By Ashley Mackin
Kicking off its 50th anniversary, the Torrey Pines Rotary Club held its first meeting of 2014 on Jan. 8 with a guest appearance by Timken Art Museum Director John Wilson, who noted the Timken is also celebrating 50 years.
Opening the meeting with a prayer, the Pledge of Allegiance and a glass of wine, Rotary President Gordon Shurtleff called upon each member to bring someone to a Rotary meeting in 2014 to spread the word on what Rotary is all about. Rotarians partake in community service projects and internationally work on global issues, such as children at risk, hunger, poverty, literacy and the eradication of polio. Rotarians host a speaker at every meeting to explore a variety of topics.
During Wilson’s presentation, he explained how the Timken Museum came to acquire the notable art in its collection, and he shared a history of the location. “One thing we need to remember is that the quality of the works at the Timken are Louvre-quality works of art. These can hang, and in many cases have hung, in the best museums in the world,” he said.
Those who have visited the museum in Balboa Park may have noticed that on the left of the entrance it reads “The Putnam Foundation” and on the right it reads “Timken Foundation.” That’s because in the 1960s, museum founder Walter Ames persuaded the Timken Foundation to build a museum to house the Putnam Foundation art collection.
The two Putnam sisters moved to San Diego in the early 1900s and inherited a large sum when their uncle died. He made his fortune as an inventor, including the creation of a machine that capped bottles.
The sisters acquired an impressive art collection and formed the Putnam Foundation with the help of their lawyer, Ames. Some of these pieces include Rembrandt’s image of St. Bartholomew and two portraits by Nicolas de Largilliérre. Regarding the latter, Wilson said the two portraits are the best works by de Largilliérre outside of France.
Further, the Putnam sisters — one of whom studied Russian at Stanford in the 1920s — collected art works of religious iconography. “Right after the Bolshevik Revolution, the Soviets proclaimed official atheism,” Wilson said. “They were going to wipe out religion (which they considered) the opiate of the masses, so they were taking the work of Russian orthodoxy and getting rid of it.” The Putnams purchased works depicting a Madonna and Child, The Nativity, and others.
“So we have this great collection of stuff, now we just need a place to put it,” Wilson said. “Walter Ames negotiated with the city for a building on the Plaza de Panama that was literally falling down. Bob Ames, the son of Walter Ames, remembers going into that building when it was a city office and someone would yell ‘look out’ and plaster would fall out of the ceiling. So they took it down and built what is now The Timken.”

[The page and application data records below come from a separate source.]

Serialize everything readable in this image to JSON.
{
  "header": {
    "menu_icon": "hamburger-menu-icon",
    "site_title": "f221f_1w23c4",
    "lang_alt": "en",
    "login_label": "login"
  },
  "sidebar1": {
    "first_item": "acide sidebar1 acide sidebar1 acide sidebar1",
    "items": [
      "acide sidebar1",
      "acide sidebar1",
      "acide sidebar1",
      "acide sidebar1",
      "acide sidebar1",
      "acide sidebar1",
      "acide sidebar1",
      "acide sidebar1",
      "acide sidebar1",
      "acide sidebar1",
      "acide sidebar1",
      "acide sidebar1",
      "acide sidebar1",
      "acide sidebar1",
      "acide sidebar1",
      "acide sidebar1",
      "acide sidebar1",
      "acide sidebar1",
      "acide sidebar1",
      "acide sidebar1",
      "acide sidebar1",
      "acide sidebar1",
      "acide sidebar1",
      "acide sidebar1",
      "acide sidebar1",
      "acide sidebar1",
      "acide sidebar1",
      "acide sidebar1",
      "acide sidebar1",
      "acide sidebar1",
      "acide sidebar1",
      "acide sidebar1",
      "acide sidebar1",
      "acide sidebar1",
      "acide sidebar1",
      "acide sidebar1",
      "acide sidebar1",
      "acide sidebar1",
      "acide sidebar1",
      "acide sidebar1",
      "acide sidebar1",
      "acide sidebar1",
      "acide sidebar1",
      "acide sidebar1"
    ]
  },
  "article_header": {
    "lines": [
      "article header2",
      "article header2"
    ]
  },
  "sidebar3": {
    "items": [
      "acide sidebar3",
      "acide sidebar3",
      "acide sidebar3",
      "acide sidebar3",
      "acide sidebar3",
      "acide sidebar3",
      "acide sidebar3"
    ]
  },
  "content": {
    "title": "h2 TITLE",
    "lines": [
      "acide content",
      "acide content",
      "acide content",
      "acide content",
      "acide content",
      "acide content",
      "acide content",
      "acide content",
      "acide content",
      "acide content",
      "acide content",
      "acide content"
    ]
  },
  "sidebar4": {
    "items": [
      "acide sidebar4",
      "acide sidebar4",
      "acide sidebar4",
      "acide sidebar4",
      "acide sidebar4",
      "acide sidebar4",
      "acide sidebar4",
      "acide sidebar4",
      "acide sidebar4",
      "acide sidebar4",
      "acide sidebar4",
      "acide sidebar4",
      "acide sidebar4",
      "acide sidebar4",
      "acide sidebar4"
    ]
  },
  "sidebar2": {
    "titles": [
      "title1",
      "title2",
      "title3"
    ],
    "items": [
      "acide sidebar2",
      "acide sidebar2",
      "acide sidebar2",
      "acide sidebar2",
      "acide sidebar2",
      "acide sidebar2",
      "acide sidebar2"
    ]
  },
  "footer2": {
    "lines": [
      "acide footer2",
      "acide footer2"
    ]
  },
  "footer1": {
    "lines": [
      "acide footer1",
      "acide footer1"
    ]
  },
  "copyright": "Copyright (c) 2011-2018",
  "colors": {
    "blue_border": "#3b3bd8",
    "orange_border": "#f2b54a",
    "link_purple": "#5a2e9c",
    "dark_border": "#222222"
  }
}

As the Museum was established and gaining notoriety, collectors for the museum were able to gather more notable pieces. Wilson said the most famous piece in the collection is the portrait “Mrs. Thomas Gage,” by John Singleton Copley. “It’s not his most famous painting, but it is probably his best,” Wilson said.
It was acquired at a closed-bid auction based in London to which bidders wrote their sums on a piece of paper and mailed them in. The sellers opened all the envelopes at once and the biggest bid cast won. In the case of “Mrs. Thomas Gage,” it was the Timken.
“This little museum had spent over a million dollars on this picture,” Wilson said.
Now fully established, the Timken strives to be the best, free resource for art in San Diego. “When we first opened, our public was a public that understood great works of art, these are now our supporters. Now, we are the entry-level museum for most people, if you’ve never been to a museum before, you can come to Timken and see great art. We feel a strong responsibility to community and to service.”
If you go
■ What: Torrey Pines Rotary meetings
■ When: Noon on Wednesdays
■ Where: Rock Bottom Brewery, 8898 Villa La Jolla